Before placing your camera on a tripod, you need to turn off a built-in image stabilizer. If you forget about it, a camera will look for movement, which is actually absent. Therefore, a camera starts “generating motion” itself, which can result in blurry images.
Those seeking absolute sharpness, need to operate a camera without touching it because even gentle pressing of the shutter button causes movement.
The best way to snap photos without physically manipulating your camera is to use a camera remote or an internal self-times. Nowadays, many cameras are supplied with dedicated mobile apps, which you can install on your phone to control the shooting process.
If an object is located to you rather close, you may get a blurred photograph every time you press the shutter button. This happens because of the limitations of your lens because most optics have a predefined minimum focusing distance, which makes close focusing a fool’s errand.
The easiest way out is to take several steps backward to make the distance between you and an object larger. However, this will affect the crop, which won’t be as tight as you need. An alternative solution that involves financial expenses is to get a dedicated macro lens, which makes focusing on nearby objects a delight.

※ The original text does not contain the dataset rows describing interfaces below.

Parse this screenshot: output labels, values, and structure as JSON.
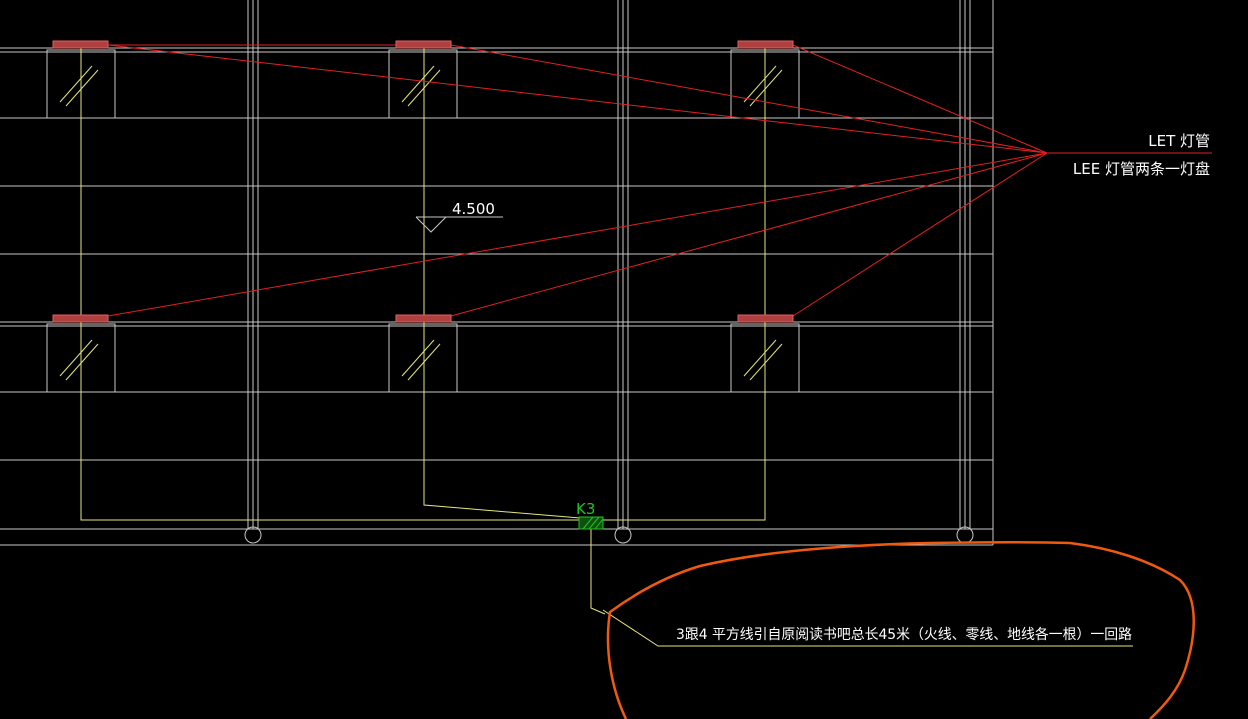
{
  "labels": {
    "legend_line1": "LET 灯管",
    "legend_line2": "LEE 灯管两条一灯盘",
    "elevation": "4.500",
    "switch_tag": "K3",
    "note": "3跟4 平方线引自原阅读书吧总长45米（火线、零线、地线各一根）一回路"
  },
  "colors": {
    "background": "#000000",
    "grid": "#c8c8c8",
    "wire": "#e6e67a",
    "leader": "#e02020",
    "fixture_fill": "#b04040",
    "switch": "#21c421",
    "highlight": "#f05a0f",
    "text": "#ffffff"
  }
}
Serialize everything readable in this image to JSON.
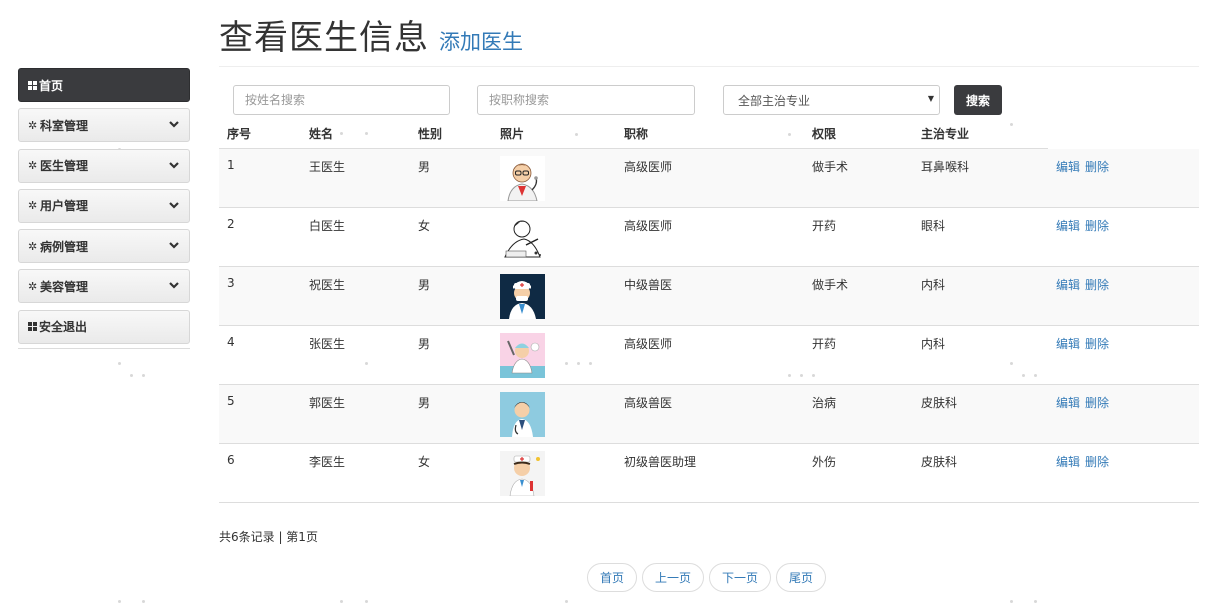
{
  "header": {
    "title": "查看医生信息",
    "add_link": "添加医生"
  },
  "sidebar": {
    "items": [
      {
        "label": "首页",
        "icon": "grid-icon",
        "active": true,
        "expandable": false
      },
      {
        "label": "科室管理",
        "icon": "gear-icon",
        "active": false,
        "expandable": true
      },
      {
        "label": "医生管理",
        "icon": "gear-icon",
        "active": false,
        "expandable": true
      },
      {
        "label": "用户管理",
        "icon": "gear-icon",
        "active": false,
        "expandable": true
      },
      {
        "label": "病例管理",
        "icon": "gear-icon",
        "active": false,
        "expandable": true
      },
      {
        "label": "美容管理",
        "icon": "gear-icon",
        "active": false,
        "expandable": true
      },
      {
        "label": "安全退出",
        "icon": "grid-icon",
        "active": false,
        "expandable": false
      }
    ]
  },
  "search": {
    "name_placeholder": "按姓名搜索",
    "title_placeholder": "按职称搜索",
    "specialty_selected": "全部主治专业",
    "button": "搜索"
  },
  "table": {
    "columns": [
      "序号",
      "姓名",
      "性别",
      "照片",
      "职称",
      "权限",
      "主治专业"
    ],
    "rows": [
      {
        "id": "1",
        "name": "王医生",
        "gender": "男",
        "photo": "doctor-glasses",
        "title": "高级医师",
        "permission": "做手术",
        "specialty": "耳鼻喉科"
      },
      {
        "id": "2",
        "name": "白医生",
        "gender": "女",
        "photo": "doctor-writing",
        "title": "高级医师",
        "permission": "开药",
        "specialty": "眼科"
      },
      {
        "id": "3",
        "name": "祝医生",
        "gender": "男",
        "photo": "doctor-dark",
        "title": "中级兽医",
        "permission": "做手术",
        "specialty": "内科"
      },
      {
        "id": "4",
        "name": "张医生",
        "gender": "男",
        "photo": "doctor-syringe",
        "title": "高级医师",
        "permission": "开药",
        "specialty": "内科"
      },
      {
        "id": "5",
        "name": "郭医生",
        "gender": "男",
        "photo": "doctor-blue",
        "title": "高级兽医",
        "permission": "治病",
        "specialty": "皮肤科"
      },
      {
        "id": "6",
        "name": "李医生",
        "gender": "女",
        "photo": "doctor-cartoon",
        "title": "初级兽医助理",
        "permission": "外伤",
        "specialty": "皮肤科"
      }
    ],
    "edit_label": "编辑",
    "delete_label": "删除"
  },
  "summary": {
    "text": "共6条记录 | 第1页"
  },
  "pagination": {
    "first": "首页",
    "prev": "上一页",
    "next": "下一页",
    "last": "尾页"
  },
  "colors": {
    "accent": "#337ab7",
    "dark": "#3a3b3e",
    "stripe": "#f9f9f9"
  }
}
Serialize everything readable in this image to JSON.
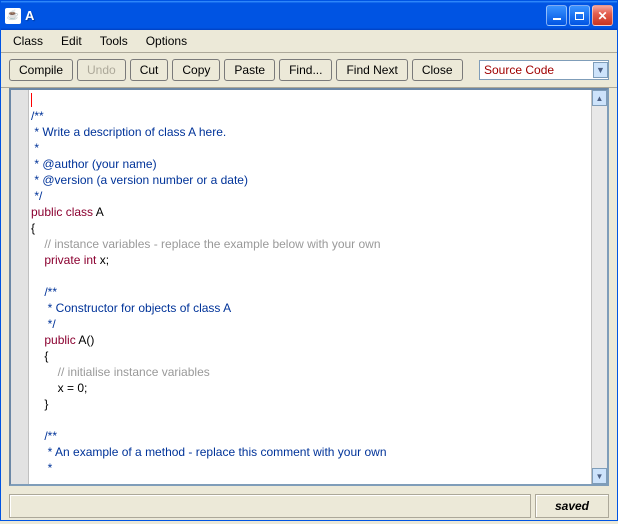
{
  "window": {
    "title": "A"
  },
  "menubar": {
    "items": [
      "Class",
      "Edit",
      "Tools",
      "Options"
    ]
  },
  "toolbar": {
    "compile": "Compile",
    "undo": "Undo",
    "cut": "Cut",
    "copy": "Copy",
    "paste": "Paste",
    "find": "Find...",
    "find_next": "Find Next",
    "close": "Close"
  },
  "view_select": {
    "selected": "Source Code"
  },
  "source": {
    "lines": [
      {
        "cls": "plain",
        "text": ""
      },
      {
        "cls": "doc",
        "text": "/**"
      },
      {
        "cls": "doc",
        "text": " * Write a description of class A here."
      },
      {
        "cls": "doc",
        "text": " * "
      },
      {
        "cls": "doc",
        "text": " * @author (your name) "
      },
      {
        "cls": "doc",
        "text": " * @version (a version number or a date)"
      },
      {
        "cls": "doc",
        "text": " */"
      },
      {
        "cls": "decl",
        "kw1": "public",
        "kw2": "class",
        "rest": " A"
      },
      {
        "cls": "plain",
        "text": "{"
      },
      {
        "cls": "cmt",
        "text": "    // instance variables - replace the example below with your own"
      },
      {
        "cls": "decl2",
        "indent": "    ",
        "kw1": "private",
        "kw2": "int",
        "rest": " x;"
      },
      {
        "cls": "plain",
        "text": ""
      },
      {
        "cls": "doc",
        "text": "    /**"
      },
      {
        "cls": "doc",
        "text": "     * Constructor for objects of class A"
      },
      {
        "cls": "doc",
        "text": "     */"
      },
      {
        "cls": "decl3",
        "indent": "    ",
        "kw1": "public",
        "rest": " A()"
      },
      {
        "cls": "plain",
        "text": "    {"
      },
      {
        "cls": "cmt",
        "text": "        // initialise instance variables"
      },
      {
        "cls": "plain",
        "text": "        x = 0;"
      },
      {
        "cls": "plain",
        "text": "    }"
      },
      {
        "cls": "plain",
        "text": ""
      },
      {
        "cls": "doc",
        "text": "    /**"
      },
      {
        "cls": "doc",
        "text": "     * An example of a method - replace this comment with your own"
      },
      {
        "cls": "doc",
        "text": "     * "
      }
    ]
  },
  "status": {
    "message": "",
    "state": "saved"
  }
}
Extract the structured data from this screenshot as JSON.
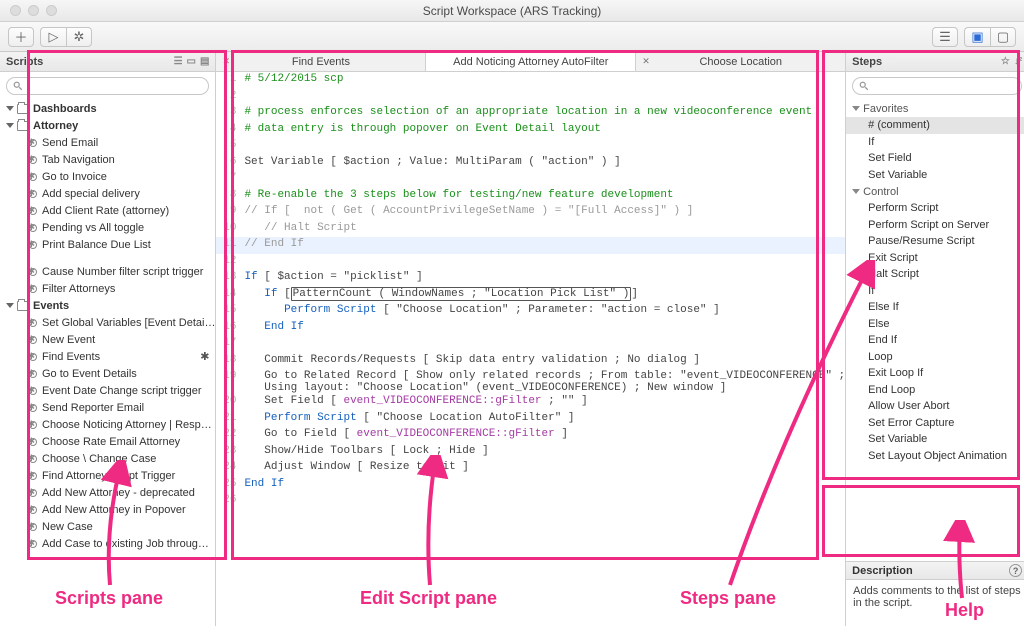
{
  "window": {
    "title": "Script Workspace (ARS Tracking)"
  },
  "scripts": {
    "header": "Scripts",
    "searchPlaceholder": "",
    "folders": [
      {
        "name": "Dashboards",
        "items": []
      },
      {
        "name": "Attorney",
        "items": [
          "Send Email",
          "Tab Navigation",
          "Go to Invoice",
          "Add special delivery",
          "Add Client Rate (attorney)",
          "Pending vs All toggle",
          "Print Balance Due List",
          "",
          "Cause Number filter script trigger",
          "Filter Attorneys"
        ]
      },
      {
        "name": "Events",
        "items": [
          "Set Global Variables [Event Detai…",
          "New Event",
          "Find Events",
          "Go to Event Details",
          "Event Date Change script trigger",
          "Send Reporter Email",
          "Choose Noticing Attorney | Resp…",
          "Choose Rate Email Attorney",
          "Choose \\ Change Case",
          "Find Attorney Script Trigger",
          "Add New Attorney - deprecated",
          "Add New Attorney in Popover",
          "New Case",
          "Add Case to existing Job throug…"
        ],
        "starred": "Find Events"
      }
    ]
  },
  "tabs": [
    {
      "label": "Find Events",
      "closable": true,
      "active": false
    },
    {
      "label": "Add Noticing Attorney AutoFilter",
      "closable": false,
      "active": true
    },
    {
      "label": "Choose Location",
      "closable": true,
      "active": false
    }
  ],
  "code": [
    {
      "n": 1,
      "cls": "c-green",
      "txt": "# 5/12/2015 scp"
    },
    {
      "n": 2,
      "txt": ""
    },
    {
      "n": 3,
      "cls": "c-green",
      "txt": "# process enforces selection of an appropriate location in a new videoconference event"
    },
    {
      "n": 4,
      "cls": "c-green",
      "txt": "# data entry is through popover on Event Detail layout"
    },
    {
      "n": 5,
      "txt": ""
    },
    {
      "n": 6,
      "txt": "Set Variable [ $action ; Value: MultiParam ( \"action\" ) ]"
    },
    {
      "n": 7,
      "txt": ""
    },
    {
      "n": 8,
      "cls": "c-green",
      "txt": "# Re-enable the 3 steps below for testing/new feature development"
    },
    {
      "n": 9,
      "cls": "c-gray",
      "txt": "// If [  not ( Get ( AccountPrivilegeSetName ) = \"[Full Access]\" ) ]"
    },
    {
      "n": 10,
      "cls": "c-gray",
      "txt": "   // Halt Script"
    },
    {
      "n": 11,
      "cls": "c-gray hl",
      "txt": "// End If"
    },
    {
      "n": 12,
      "txt": ""
    },
    {
      "n": 13,
      "segs": [
        {
          "t": "If",
          "c": "c-blue"
        },
        {
          "t": " [ $action = \"picklist\" ]"
        }
      ]
    },
    {
      "n": 14,
      "segs": [
        {
          "t": "   "
        },
        {
          "t": "If",
          "c": "c-blue"
        },
        {
          "t": " ["
        },
        {
          "t": "PatternCount ( WindowNames ; \"Location Pick List\" )",
          "box": true
        },
        {
          "t": "]"
        }
      ]
    },
    {
      "n": 15,
      "segs": [
        {
          "t": "      "
        },
        {
          "t": "Perform Script",
          "c": "c-blue"
        },
        {
          "t": " [ \"Choose Location\" ; Parameter: \"action = close\" ]"
        }
      ]
    },
    {
      "n": 16,
      "segs": [
        {
          "t": "   "
        },
        {
          "t": "End If",
          "c": "c-blue"
        }
      ]
    },
    {
      "n": 17,
      "txt": ""
    },
    {
      "n": 18,
      "txt": "   Commit Records/Requests [ Skip data entry validation ; No dialog ]"
    },
    {
      "n": 19,
      "txt": "   Go to Related Record [ Show only related records ; From table: \"event_VIDEOCONFERENCE\" ;\n   Using layout: \"Choose Location\" (event_VIDEOCONFERENCE) ; New window ]"
    },
    {
      "n": 20,
      "segs": [
        {
          "t": "   Set Field [ "
        },
        {
          "t": "event_VIDEOCONFERENCE::gFilter",
          "c": "c-purple"
        },
        {
          "t": " ; \"\" ]"
        }
      ]
    },
    {
      "n": 21,
      "segs": [
        {
          "t": "   "
        },
        {
          "t": "Perform Script",
          "c": "c-blue"
        },
        {
          "t": " [ \"Choose Location AutoFilter\" ]"
        }
      ]
    },
    {
      "n": 22,
      "segs": [
        {
          "t": "   Go to Field [ "
        },
        {
          "t": "event_VIDEOCONFERENCE::gFilter",
          "c": "c-purple"
        },
        {
          "t": " ]"
        }
      ]
    },
    {
      "n": 23,
      "txt": "   Show/Hide Toolbars [ Lock ; Hide ]"
    },
    {
      "n": 24,
      "txt": "   Adjust Window [ Resize to Fit ]"
    },
    {
      "n": 25,
      "segs": [
        {
          "t": "End If",
          "c": "c-blue"
        }
      ]
    },
    {
      "n": 26,
      "txt": ""
    }
  ],
  "steps": {
    "header": "Steps",
    "groups": [
      {
        "name": "Favorites",
        "items": [
          "# (comment)",
          "If",
          "Set Field",
          "Set Variable"
        ],
        "sel": "# (comment)"
      },
      {
        "name": "Control",
        "items": [
          "Perform Script",
          "Perform Script on Server",
          "Pause/Resume Script",
          "Exit Script",
          "Halt Script",
          "If",
          "Else If",
          "Else",
          "End If",
          "Loop",
          "Exit Loop If",
          "End Loop",
          "Allow User Abort",
          "Set Error Capture",
          "Set Variable",
          "Set Layout Object Animation"
        ]
      }
    ]
  },
  "desc": {
    "header": "Description",
    "body": "Adds comments to the list of steps in the script."
  },
  "ann": {
    "scripts": "Scripts pane",
    "edit": "Edit Script pane",
    "steps": "Steps pane",
    "help": "Help"
  }
}
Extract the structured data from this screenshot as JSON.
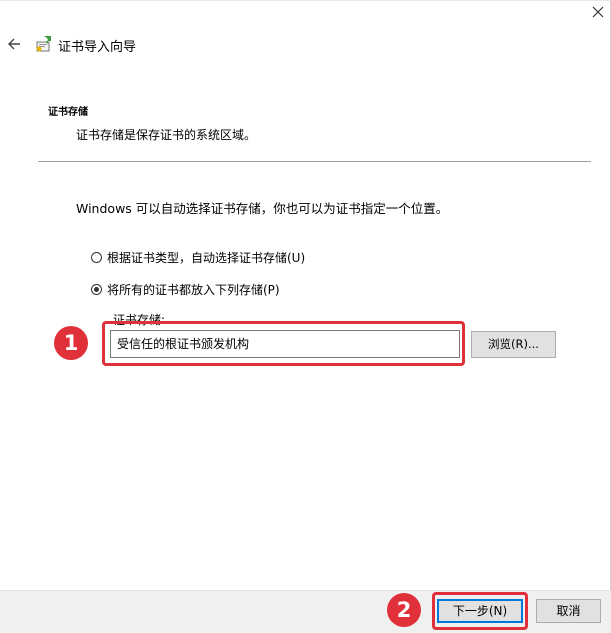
{
  "window": {
    "title": "证书导入向导"
  },
  "header": {
    "section_title": "证书存储",
    "section_description": "证书存储是保存证书的系统区域。"
  },
  "main": {
    "intro": "Windows 可以自动选择证书存储，你也可以为证书指定一个位置。",
    "options": [
      {
        "label": "根据证书类型，自动选择证书存储(U)",
        "selected": false
      },
      {
        "label": "将所有的证书都放入下列存储(P)",
        "selected": true
      }
    ],
    "store_label": "证书存储:",
    "store_value": "受信任的根证书颁发机构",
    "browse_label": "浏览(R)..."
  },
  "footer": {
    "next_label": "下一步(N)",
    "cancel_label": "取消"
  },
  "annotations": {
    "badge_1": "1",
    "badge_2": "2",
    "highlight_color": "#e0303a"
  },
  "icons": [
    "close-icon",
    "back-arrow-icon",
    "certificate-wizard-icon"
  ]
}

If something went wrong at the shooting and many of your photos still look blurry, you should address experts to save your images. You can send your poor-focused pictures to a professional service, and skilled retouchers will fix defects caused by incorrect focus and camera settings at a moderate cost. They will raise sharpness and accentuate the main details.
Not only wrong camera settings or focus can be the reason for blurry pictures. Sometimes the problem arises because of your negligent attitude to your equipment, namely lenses. If you plan to work in a high-humidity environment, your lens may mist up, which will be manifested as a soft-focus effect in photos.
The same happens if you initially shot in a warm place and then relocated to a cold area. Other things to keep tabs on are greasy smears and finger marks. If there are any, use a camera cleaning kit o make your lens perfectly spotless. Since such kits are usually compact, you can carry one with you at every photo session.
Lenses that are included in the camera kit may be of poor quality. Many of them are too soft or have only a sharp center, while peripherals are blurry. Another frequent case is that they are sharp at certain apertures but get slightly fuzzy at others.
Want to get high-quality photos without spending all day long in image editing programs? These Lightroom presets can make your pictures brighter, fix lighting defects, and assist with attractive color correction. The best thing about them is swift changes, so you can spend more time photographing rather than editing.